Week five will take a look at digital data mining and the ways in which corporations turn data pulled from our digital lives into profits. Students will answer the question, “To what extent should corporations be able to share the information you post on social media?” Students will finish the reading of part two of Orwell’s 1984, paying careful attention to the fictional writings of Goldstein’s book in those chapters. Students will also read an excerpt from Dave Eggers’ The Circle to consider how interconnected we have become by digitally sharing every aspect of ourselves and what that means for our personal and communal privacy. Students will also analyze an excerpt from Shoshana Zuboff’s book, The Age of Surveillance Capitalism. According to Zuboff, it is corporations such as Google and Facebook that are leading the charge in exploiting our digital footprints to make money and to shrink the sphere of our own private lives.

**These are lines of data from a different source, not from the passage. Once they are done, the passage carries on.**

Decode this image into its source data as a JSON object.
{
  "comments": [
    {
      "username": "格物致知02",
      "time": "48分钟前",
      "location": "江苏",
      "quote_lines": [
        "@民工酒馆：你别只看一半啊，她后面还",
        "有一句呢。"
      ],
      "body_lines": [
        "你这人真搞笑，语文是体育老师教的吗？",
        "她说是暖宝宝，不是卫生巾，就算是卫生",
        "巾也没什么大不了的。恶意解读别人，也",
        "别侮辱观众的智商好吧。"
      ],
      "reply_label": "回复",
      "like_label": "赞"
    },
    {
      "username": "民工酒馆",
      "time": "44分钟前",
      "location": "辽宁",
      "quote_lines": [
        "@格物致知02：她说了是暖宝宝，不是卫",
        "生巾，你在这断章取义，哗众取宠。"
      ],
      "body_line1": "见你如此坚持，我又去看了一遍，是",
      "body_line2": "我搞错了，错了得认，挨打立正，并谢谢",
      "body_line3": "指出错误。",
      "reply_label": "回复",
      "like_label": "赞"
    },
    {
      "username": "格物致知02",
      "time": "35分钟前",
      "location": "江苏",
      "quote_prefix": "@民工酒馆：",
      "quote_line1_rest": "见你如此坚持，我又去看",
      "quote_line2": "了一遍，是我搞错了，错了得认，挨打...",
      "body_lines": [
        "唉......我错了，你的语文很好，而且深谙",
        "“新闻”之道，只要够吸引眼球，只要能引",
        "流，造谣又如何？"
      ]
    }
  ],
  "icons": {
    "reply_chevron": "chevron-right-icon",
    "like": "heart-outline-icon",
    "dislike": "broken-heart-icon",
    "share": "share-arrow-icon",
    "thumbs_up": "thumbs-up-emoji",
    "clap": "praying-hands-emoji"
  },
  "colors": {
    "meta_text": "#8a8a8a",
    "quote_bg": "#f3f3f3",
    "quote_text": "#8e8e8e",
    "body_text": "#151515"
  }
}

Week six, the focus will switch to anonymity in a digital world with increased storage of and access to personal information online. Students will grapple with the guiding question, “Who should own and control information on the internet that is about you?” They will complete the reading of Orwell’s 1984. Students will be asked to draw connections between the final stages of Winston’s torture and the idea of digital anonymity that was at play in the 2014 European court case that deemed it the responsibility of Google to remove, at the request of involved individuals, certain results that searches returned. (10) This became known as the right to be forgotten. Though this law hasn’t made its way to the United States, the question of who has the right to control what information stays on the internet is still relevant and important.
In the seventh week, students will be asked to look at the issue from the other side. The final guiding question asking, “What have we gained through digital technologies?” It can’t all be bad—otherwise we wouldn’t shop for the latest gadgets and upload ourselves into the digital cloud. What we gain must hold more than basic entertainment value. Students will look at a variety of short fiction and nonfiction pieces that explore the benefits of our interconnected digital world.
The final week of the unit provides students a chance to process, coalesce, and express their thoughts on the topic of privacy in their digital lives, drawing on the material they have discussed and synthesized over the past weeks. Students will compose an argumentative essay defending their stance on the debate between our loss of privacy and benefits gained in our digital lives. This essay will go through a process of peer review and revising.
Throughout this unit of study, students will be asked to reflect on their personal experiences through the lens of the material they analyze. Part of the engagement that will make this a high interest unit for high school students is the fact that much of what they read and discuss will be applicable to their own lives, and not just to their classwork. By thinking about the applicability of what they are studying to their own lives, this unit might have a positive impact on their habits. At the very least, students will be required to think about and debate the effects of their digital lives.